When I wrote about storytelling in my book Lovemarks: the Future Beyond Brands, I told how Maori of Aotearoa New Zealand surround their great treasures with interesting talk. Maori believe that by doing this they invest the objects with greater Mana (standing and status). I believe they are right and that stories and interesting talk are the best way to connect our past, present, and future. In times of stress and uncertainty, we need these connections more than ever.
Recently in New York I was talking to Aunt Pauline, a 90-year-old European lady who makes the world’s best goulash - she has no idea of the recipe, she just knows how to make it. Someone needs to watch her prepare this wonderful dish and film it, or her secret will disappear. It is just so easy to do now. I believe we should stop thinking of these new cameras and recording devices as being just for kids and put them to work capturing the stories of our elders. It’s a record that needs to be visual, not just words on a page. It is the only way we can ensure that Aunt Pauline’s great goulash survives. And believe me, having tried it, you don’t need another reason.
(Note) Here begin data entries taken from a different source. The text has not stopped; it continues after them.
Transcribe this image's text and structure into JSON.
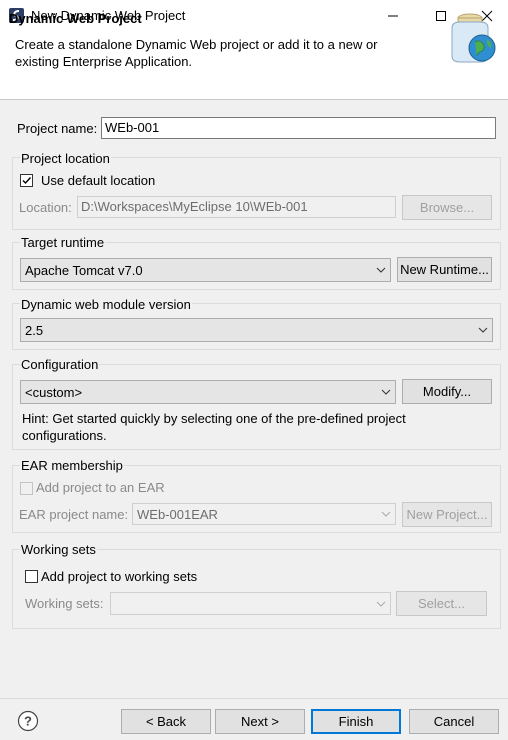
{
  "window": {
    "title": "New Dynamic Web Project",
    "minimize_icon": "minimize-icon",
    "maximize_icon": "maximize-icon",
    "close_icon": "close-icon"
  },
  "banner": {
    "title": "Dynamic Web Project",
    "description": "Create a standalone Dynamic Web project or add it to a new or existing Enterprise Application."
  },
  "project_name": {
    "label": "Project name:",
    "value": "WEb-001"
  },
  "project_location": {
    "group_label": "Project location",
    "use_default_label": "Use default location",
    "use_default_checked": true,
    "location_label": "Location:",
    "location_value": "D:\\Workspaces\\MyEclipse 10\\WEb-001",
    "browse_label": "Browse..."
  },
  "target_runtime": {
    "group_label": "Target runtime",
    "selected": "Apache Tomcat v7.0",
    "new_runtime_label": "New Runtime..."
  },
  "module_version": {
    "group_label": "Dynamic web module version",
    "selected": "2.5"
  },
  "configuration": {
    "group_label": "Configuration",
    "selected": "<custom>",
    "modify_label": "Modify...",
    "hint": "Hint: Get started quickly by selecting one of the pre-defined project configurations."
  },
  "ear": {
    "group_label": "EAR membership",
    "add_label": "Add project to an EAR",
    "add_checked": false,
    "project_name_label": "EAR project name:",
    "project_name_value": "WEb-001EAR",
    "new_project_label": "New Project..."
  },
  "working_sets": {
    "group_label": "Working sets",
    "add_label": "Add project to working sets",
    "add_checked": false,
    "sets_label": "Working sets:",
    "sets_value": "",
    "select_label": "Select..."
  },
  "footer": {
    "help_icon": "help-icon",
    "back_label": "< Back",
    "next_label": "Next >",
    "finish_label": "Finish",
    "cancel_label": "Cancel"
  },
  "colors": {
    "accent": "#0078d7",
    "background": "#f0f0f0"
  }
}
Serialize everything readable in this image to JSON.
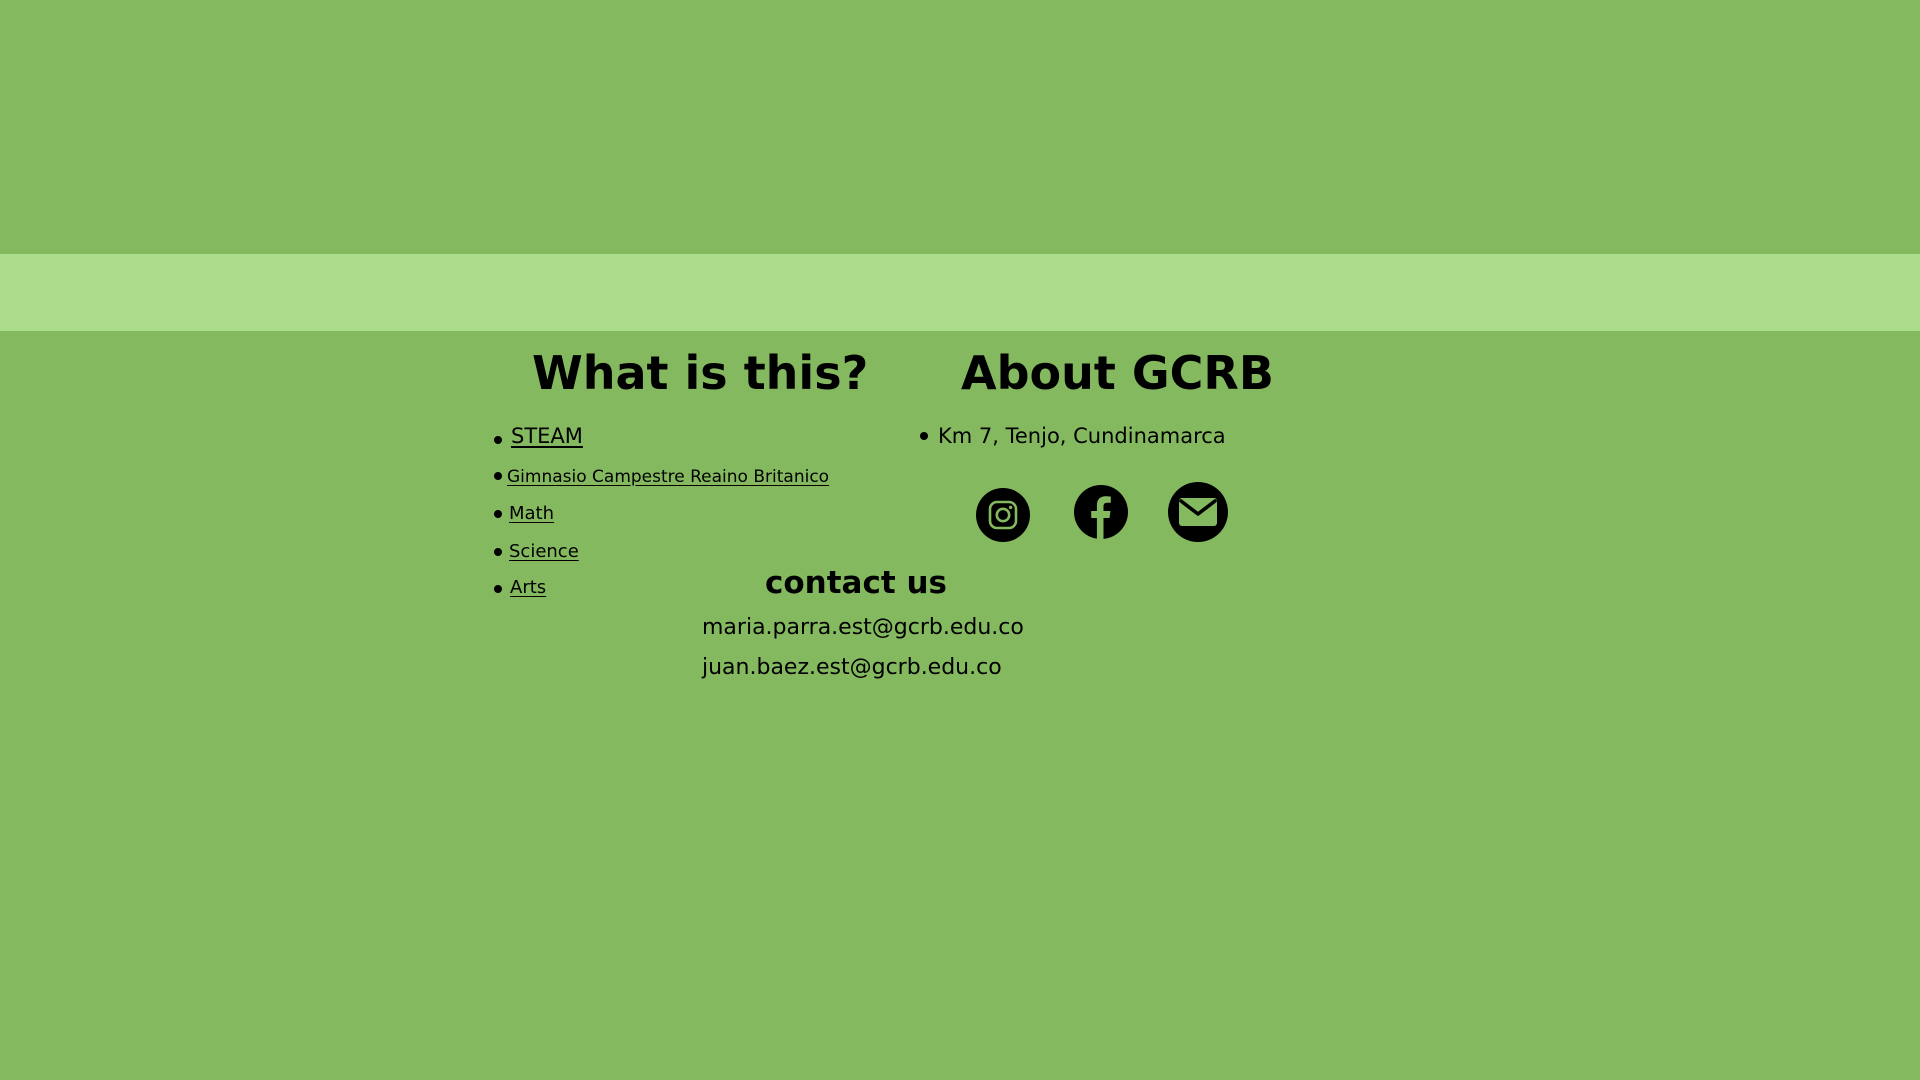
{
  "colors": {
    "background": "#85b95f",
    "band": "#acdd8d",
    "text": "#000000"
  },
  "what_is_this": {
    "title": "What is this?",
    "links": [
      {
        "label": "STEAM"
      },
      {
        "label": "Gimnasio Campestre Reaino Britanico"
      },
      {
        "label": "Math"
      },
      {
        "label": "Science"
      },
      {
        "label": "Arts"
      }
    ]
  },
  "about": {
    "title": "About GCRB",
    "address": "Km 7, Tenjo, Cundinamarca",
    "social_icons": [
      "instagram-icon",
      "facebook-icon",
      "mail-icon"
    ]
  },
  "contact": {
    "title": "contact us",
    "emails": [
      "maria.parra.est@gcrb.edu.co",
      "juan.baez.est@gcrb.edu.co"
    ]
  }
}
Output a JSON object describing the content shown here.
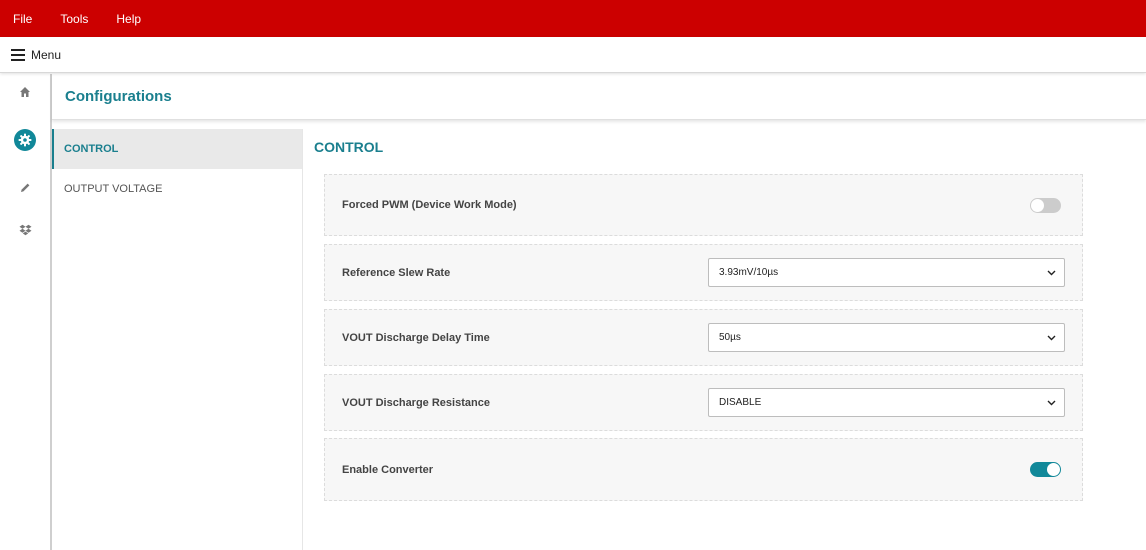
{
  "menubar": {
    "items": [
      "File",
      "Tools",
      "Help"
    ]
  },
  "menurow": {
    "label": "Menu"
  },
  "leftnav": {
    "icons": [
      "home-icon",
      "gear-icon",
      "pencil-icon",
      "dropbox-icon"
    ],
    "active": "gear-icon"
  },
  "header": {
    "title": "Configurations"
  },
  "subnav": {
    "items": [
      {
        "label": "CONTROL",
        "active": true
      },
      {
        "label": "OUTPUT VOLTAGE",
        "active": false
      }
    ]
  },
  "content": {
    "section_title": "CONTROL",
    "rows": [
      {
        "label": "Forced PWM (Device Work Mode)",
        "type": "toggle",
        "state": "off"
      },
      {
        "label": "Reference Slew Rate",
        "type": "select",
        "value": "3.93mV/10µs"
      },
      {
        "label": "VOUT Discharge Delay Time",
        "type": "select",
        "value": "50µs"
      },
      {
        "label": "VOUT Discharge Resistance",
        "type": "select",
        "value": "DISABLE"
      },
      {
        "label": "Enable Converter",
        "type": "toggle",
        "state": "on"
      }
    ]
  },
  "colors": {
    "menubar": "#cc0000",
    "accent": "#1a7f8e",
    "toggle_on": "#118899",
    "toggle_off": "#cccccc"
  }
}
When I was in New Zealand recently, I met with a number of Maori who were using sisomo to enhance their understanding of traditions. Using small digital cameras, they were building a storehouse of their elders talking, telling stories, and demonstrating the skills they had learned from their own parents and grandparents. How to cook special local foods, tales of ancestors, vivid stories of childhood and growing up in times so different from today. I was struck by the central role storytelling has always played in Maori culture and how wonderfully new technology can bring it to life. In part, the love of Maori for stories is based in the realities of oral tradition – the practice of writing only came to them on the high-masted ships of Captain Cook and his men – but there is more to it than that. When people Love and Respect storytelling as performance, the compelling nature of metaphor and the mesmerizing effect of a tale well told, they place a greater weight on the skills of communication. There is a real virtuous cycle created with great storytellers influencing their children and grandchildren to tell great stories in turn. These skills can erode, however, when people choose to tune into mass media instead and lose the sound of their grandparents’ voices.
I cannot overstate the importance I place on storytelling. In my own family we use video to lay down a memory of things past for our children that will, in time, inspire both wonder and delight. This is not about nostalgia. It is about tracing a living history and passing on the knowledge of elders to future generations. Now that small video cameras are so readily available, it is a task to which we should all lend a hand and our hearts.